As Habakkuk observed these happenings, he could not understand why the evil forces in the world should prosper as well as they were. He believed that Yahweh was a just god who rewarded the righteous and punished the wicked, but the events that he observed seemed to indicate just the opposite. Josiah, a good king, was killed in battle; his son who was the rightful heir to the throne was in captivity; and Jehoiakim, who now ruled in Jerusalem, was a corrupt and incompetent king. The longer Jehoiakim's reign continued, the worse the situation became. The prophet cannot understand why Yahweh does not correct these grave injustices. In desperation, Habakkuk cries out: "How long, O Lord, must I call for help, but you do not listen? . . . Therefore the law is paralyzed, and justice never prevails. The wicked hem in the righteous, so that justice is perverted." He is told that the Babylonians are an instrument that Yahweh is using to punish the evildoers in Judah, but to Habakkuk, the Babylonians are no better than the ones who are punished. Habakkuk asks Yahweh, "Why then do you tolerate the treacherous? Why are you silent while the wicked swallow up those more righteous than themselves?" Although Habakkuk does not receive a direct answer to his question, he finds consolation in the assurance that ultimately the forces of righteousness will be triumphant. In the meantime, "the righteous will live by his faith."


Zephaniah's references to the coming of the Day of Yahweh anticipate in some respects the development of the eschatological and apocalyptic ideas that play such important roles in the centuries preceding the beginning of the Christian era. Because the concept of a just god who is supreme over the nations of the earth implies the giving of rewards and punishments commensurate with the deeds of the people, the question of when and how this reckoning would take place received more and more attention on the part of prophets and teachers.

The Book of Nahum, which describes in exquisite language the fall of the city of Nineveh, contains no lofty religious sentiments. Its inclusion in the Old Testament has led to various interpretations of the imagery used in the poem. When these expressions are given a symbolic rather than a literal meaning, it is possible to read into the poem whatever one wishes to find. However, interpretations of this kind are legitimate only when the context indicates that the writer intended the work to be used that way. Nahum's poem does not indicate that he is talking about anything other than the destruction of the city responsible for so many of the woes inflicted on the Hebrew people.

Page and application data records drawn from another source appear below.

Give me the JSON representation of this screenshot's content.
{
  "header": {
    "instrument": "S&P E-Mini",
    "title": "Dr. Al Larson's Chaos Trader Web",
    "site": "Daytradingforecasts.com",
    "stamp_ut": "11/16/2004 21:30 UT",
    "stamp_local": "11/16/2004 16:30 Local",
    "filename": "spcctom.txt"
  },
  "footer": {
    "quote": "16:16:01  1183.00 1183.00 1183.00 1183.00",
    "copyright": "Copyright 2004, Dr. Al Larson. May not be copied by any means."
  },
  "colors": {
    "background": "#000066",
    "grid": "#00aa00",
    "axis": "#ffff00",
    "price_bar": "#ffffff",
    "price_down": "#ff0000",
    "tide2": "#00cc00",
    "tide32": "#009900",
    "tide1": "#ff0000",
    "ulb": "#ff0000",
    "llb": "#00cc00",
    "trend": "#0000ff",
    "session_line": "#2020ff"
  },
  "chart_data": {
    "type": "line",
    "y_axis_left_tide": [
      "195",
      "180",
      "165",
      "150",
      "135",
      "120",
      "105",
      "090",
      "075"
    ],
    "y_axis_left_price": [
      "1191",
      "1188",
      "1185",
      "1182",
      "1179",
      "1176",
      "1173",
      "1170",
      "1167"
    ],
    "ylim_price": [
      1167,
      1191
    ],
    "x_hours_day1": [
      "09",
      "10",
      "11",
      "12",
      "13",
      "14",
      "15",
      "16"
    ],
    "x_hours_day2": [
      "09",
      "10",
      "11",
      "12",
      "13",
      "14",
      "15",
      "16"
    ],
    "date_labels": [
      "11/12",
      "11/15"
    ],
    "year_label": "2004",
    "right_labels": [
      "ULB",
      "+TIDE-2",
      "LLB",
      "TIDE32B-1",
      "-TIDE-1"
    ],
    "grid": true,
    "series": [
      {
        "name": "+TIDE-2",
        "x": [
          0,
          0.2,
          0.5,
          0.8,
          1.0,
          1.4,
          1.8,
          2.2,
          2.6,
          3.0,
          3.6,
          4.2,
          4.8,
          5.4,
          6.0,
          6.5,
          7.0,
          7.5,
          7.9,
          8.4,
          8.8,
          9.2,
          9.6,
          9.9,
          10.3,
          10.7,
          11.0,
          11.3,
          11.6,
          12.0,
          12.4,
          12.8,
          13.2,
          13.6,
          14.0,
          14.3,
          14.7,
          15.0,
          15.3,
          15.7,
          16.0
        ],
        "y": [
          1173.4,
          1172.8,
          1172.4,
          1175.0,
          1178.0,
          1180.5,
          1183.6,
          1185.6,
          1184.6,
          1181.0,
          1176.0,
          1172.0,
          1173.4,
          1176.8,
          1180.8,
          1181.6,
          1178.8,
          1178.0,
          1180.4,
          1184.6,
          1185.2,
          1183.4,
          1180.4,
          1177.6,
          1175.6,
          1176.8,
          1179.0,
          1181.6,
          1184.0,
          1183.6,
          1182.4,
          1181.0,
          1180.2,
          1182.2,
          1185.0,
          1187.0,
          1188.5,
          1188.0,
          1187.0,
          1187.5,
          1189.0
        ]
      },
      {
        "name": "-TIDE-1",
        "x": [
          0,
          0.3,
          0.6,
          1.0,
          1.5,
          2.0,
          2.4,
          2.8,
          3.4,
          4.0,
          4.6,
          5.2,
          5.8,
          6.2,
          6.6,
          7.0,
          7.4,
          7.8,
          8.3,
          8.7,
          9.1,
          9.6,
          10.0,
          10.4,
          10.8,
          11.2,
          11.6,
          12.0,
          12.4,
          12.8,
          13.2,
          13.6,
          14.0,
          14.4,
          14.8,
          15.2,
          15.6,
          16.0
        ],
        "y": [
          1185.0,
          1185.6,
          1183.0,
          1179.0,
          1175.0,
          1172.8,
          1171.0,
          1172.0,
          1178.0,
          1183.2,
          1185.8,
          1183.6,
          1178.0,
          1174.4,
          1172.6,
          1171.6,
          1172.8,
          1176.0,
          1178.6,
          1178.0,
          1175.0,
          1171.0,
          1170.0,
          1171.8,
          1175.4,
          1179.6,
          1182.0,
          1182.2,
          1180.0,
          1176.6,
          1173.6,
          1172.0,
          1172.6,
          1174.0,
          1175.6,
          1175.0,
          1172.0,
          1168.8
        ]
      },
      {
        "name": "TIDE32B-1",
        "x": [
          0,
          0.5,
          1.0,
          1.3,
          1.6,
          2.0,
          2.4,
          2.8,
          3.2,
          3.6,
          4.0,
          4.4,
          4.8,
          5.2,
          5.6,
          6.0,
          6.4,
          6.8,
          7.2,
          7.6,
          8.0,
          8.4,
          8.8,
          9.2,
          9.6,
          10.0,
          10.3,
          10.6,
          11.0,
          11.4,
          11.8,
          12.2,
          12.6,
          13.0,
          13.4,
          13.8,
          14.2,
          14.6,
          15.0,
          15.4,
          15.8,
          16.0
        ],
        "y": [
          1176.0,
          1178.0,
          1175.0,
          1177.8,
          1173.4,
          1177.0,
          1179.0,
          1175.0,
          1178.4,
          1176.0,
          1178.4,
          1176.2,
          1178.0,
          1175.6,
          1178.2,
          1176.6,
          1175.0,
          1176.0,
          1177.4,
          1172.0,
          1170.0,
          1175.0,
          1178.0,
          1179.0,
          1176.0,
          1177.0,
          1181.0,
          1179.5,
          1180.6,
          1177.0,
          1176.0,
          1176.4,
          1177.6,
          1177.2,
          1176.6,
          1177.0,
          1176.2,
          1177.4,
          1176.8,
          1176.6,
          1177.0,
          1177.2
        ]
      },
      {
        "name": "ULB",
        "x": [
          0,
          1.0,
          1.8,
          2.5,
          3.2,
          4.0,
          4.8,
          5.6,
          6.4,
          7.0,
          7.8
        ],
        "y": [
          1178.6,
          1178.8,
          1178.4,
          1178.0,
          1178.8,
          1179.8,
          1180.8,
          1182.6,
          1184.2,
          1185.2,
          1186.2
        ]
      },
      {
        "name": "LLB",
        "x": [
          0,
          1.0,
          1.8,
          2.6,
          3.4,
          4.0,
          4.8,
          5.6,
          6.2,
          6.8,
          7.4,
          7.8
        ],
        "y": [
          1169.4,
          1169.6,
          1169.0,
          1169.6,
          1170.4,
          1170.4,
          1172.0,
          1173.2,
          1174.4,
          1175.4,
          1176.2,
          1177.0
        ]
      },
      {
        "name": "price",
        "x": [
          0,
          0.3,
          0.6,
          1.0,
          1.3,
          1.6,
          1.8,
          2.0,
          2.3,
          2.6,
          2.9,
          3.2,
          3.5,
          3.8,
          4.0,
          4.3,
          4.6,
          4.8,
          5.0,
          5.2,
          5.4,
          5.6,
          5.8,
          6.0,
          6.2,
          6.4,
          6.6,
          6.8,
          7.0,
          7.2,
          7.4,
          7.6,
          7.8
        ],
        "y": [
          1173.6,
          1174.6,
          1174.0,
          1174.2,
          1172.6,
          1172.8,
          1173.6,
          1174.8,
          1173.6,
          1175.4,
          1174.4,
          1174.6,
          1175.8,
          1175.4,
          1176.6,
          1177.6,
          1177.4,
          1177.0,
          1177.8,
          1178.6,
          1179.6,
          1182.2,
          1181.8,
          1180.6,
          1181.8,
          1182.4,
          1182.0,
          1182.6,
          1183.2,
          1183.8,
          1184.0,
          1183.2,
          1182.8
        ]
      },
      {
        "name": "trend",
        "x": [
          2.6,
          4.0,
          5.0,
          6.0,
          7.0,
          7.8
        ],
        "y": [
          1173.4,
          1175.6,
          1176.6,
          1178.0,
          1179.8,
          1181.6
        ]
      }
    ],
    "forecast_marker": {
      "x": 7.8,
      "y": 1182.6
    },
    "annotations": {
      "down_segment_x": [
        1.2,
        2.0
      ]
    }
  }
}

The problem of injustice that troubled Habakkuk became even more acute during the centuries that followed his life. The earlier prophets' teaching that the calamities that befall a nation should be regarded as punishments for its sins was questioned more and more in light of observed experiences. The strong, powerful nations were not more righteous than the ones that were subservient to them. A righteous person often suffered the most unjust treatment, while the wicked person enjoyed comforts and prosperity. No final solution to the problem was ever found, but Habakkuk's statement that "the righteous will live by his faith" has inspired some of the most important movements in religious history.